* Task to complete *
Copy out every line of the data that has the word "icon" somewhere in it.

Element data from apps and pages

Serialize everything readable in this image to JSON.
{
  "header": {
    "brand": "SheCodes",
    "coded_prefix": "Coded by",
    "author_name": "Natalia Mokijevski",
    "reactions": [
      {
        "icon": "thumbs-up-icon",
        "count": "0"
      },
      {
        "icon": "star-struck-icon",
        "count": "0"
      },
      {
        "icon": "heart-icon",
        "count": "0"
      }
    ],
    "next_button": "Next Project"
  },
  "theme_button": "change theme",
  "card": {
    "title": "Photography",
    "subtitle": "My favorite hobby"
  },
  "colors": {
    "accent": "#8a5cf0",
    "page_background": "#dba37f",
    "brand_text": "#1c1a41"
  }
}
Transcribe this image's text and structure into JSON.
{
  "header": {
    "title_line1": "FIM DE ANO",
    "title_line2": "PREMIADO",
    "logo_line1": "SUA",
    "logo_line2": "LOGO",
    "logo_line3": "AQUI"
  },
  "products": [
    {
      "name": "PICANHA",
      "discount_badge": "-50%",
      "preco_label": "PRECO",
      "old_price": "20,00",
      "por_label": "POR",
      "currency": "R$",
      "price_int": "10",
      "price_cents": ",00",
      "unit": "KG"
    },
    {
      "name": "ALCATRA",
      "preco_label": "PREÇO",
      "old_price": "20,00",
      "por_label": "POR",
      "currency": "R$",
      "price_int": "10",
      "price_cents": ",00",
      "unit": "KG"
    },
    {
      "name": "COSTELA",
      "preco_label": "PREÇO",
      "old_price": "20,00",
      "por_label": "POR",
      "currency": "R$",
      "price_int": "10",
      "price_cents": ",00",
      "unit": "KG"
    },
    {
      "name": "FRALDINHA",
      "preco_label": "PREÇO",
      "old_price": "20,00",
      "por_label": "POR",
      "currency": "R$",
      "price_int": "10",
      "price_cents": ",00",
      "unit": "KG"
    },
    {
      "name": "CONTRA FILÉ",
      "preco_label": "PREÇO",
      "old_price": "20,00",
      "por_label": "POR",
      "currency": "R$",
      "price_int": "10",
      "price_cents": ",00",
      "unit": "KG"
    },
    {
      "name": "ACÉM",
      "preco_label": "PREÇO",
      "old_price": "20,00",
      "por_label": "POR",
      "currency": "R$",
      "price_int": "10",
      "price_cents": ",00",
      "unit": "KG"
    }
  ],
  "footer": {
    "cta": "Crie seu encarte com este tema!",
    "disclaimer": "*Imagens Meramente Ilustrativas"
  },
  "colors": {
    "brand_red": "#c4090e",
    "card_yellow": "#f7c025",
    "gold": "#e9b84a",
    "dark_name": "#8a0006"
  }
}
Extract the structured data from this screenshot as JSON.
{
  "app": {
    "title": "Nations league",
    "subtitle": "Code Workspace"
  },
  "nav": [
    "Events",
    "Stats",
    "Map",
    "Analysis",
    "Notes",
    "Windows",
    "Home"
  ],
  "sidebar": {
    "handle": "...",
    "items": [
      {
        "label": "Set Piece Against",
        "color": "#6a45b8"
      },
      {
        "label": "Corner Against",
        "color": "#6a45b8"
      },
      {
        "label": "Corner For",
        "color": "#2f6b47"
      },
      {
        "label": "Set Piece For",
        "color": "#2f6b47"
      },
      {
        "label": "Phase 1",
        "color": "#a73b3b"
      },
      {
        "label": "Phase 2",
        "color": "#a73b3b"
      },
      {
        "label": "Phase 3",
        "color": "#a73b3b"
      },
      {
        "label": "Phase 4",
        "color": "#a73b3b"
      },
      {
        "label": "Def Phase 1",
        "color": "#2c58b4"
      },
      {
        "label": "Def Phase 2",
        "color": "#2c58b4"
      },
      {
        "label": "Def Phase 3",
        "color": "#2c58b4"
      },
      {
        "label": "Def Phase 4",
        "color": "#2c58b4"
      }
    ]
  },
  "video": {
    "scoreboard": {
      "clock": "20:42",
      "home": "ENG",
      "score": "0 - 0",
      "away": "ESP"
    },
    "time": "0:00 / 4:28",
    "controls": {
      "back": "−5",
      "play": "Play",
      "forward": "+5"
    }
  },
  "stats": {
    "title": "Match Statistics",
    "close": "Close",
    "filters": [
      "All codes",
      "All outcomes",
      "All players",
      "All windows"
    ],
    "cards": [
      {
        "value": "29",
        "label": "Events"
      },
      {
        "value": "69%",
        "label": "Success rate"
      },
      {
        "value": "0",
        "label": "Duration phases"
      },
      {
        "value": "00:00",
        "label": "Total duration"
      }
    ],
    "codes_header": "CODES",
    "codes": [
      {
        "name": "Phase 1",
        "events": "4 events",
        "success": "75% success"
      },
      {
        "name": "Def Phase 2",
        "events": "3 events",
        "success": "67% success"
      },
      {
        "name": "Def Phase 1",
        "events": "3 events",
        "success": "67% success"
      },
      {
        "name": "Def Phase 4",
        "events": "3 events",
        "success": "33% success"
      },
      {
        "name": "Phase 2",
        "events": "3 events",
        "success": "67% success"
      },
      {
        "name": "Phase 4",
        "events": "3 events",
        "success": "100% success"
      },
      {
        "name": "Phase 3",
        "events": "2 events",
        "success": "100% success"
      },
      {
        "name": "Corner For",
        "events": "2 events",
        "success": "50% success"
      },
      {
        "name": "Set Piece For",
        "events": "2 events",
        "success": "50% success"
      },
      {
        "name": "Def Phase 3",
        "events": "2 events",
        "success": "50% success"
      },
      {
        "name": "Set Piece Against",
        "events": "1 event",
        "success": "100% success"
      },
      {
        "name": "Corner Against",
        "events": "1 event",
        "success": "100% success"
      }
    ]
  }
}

* Result *
        "icon": "thumbs-up-icon",
        "icon": "star-struck-icon",
        "icon": "heart-icon",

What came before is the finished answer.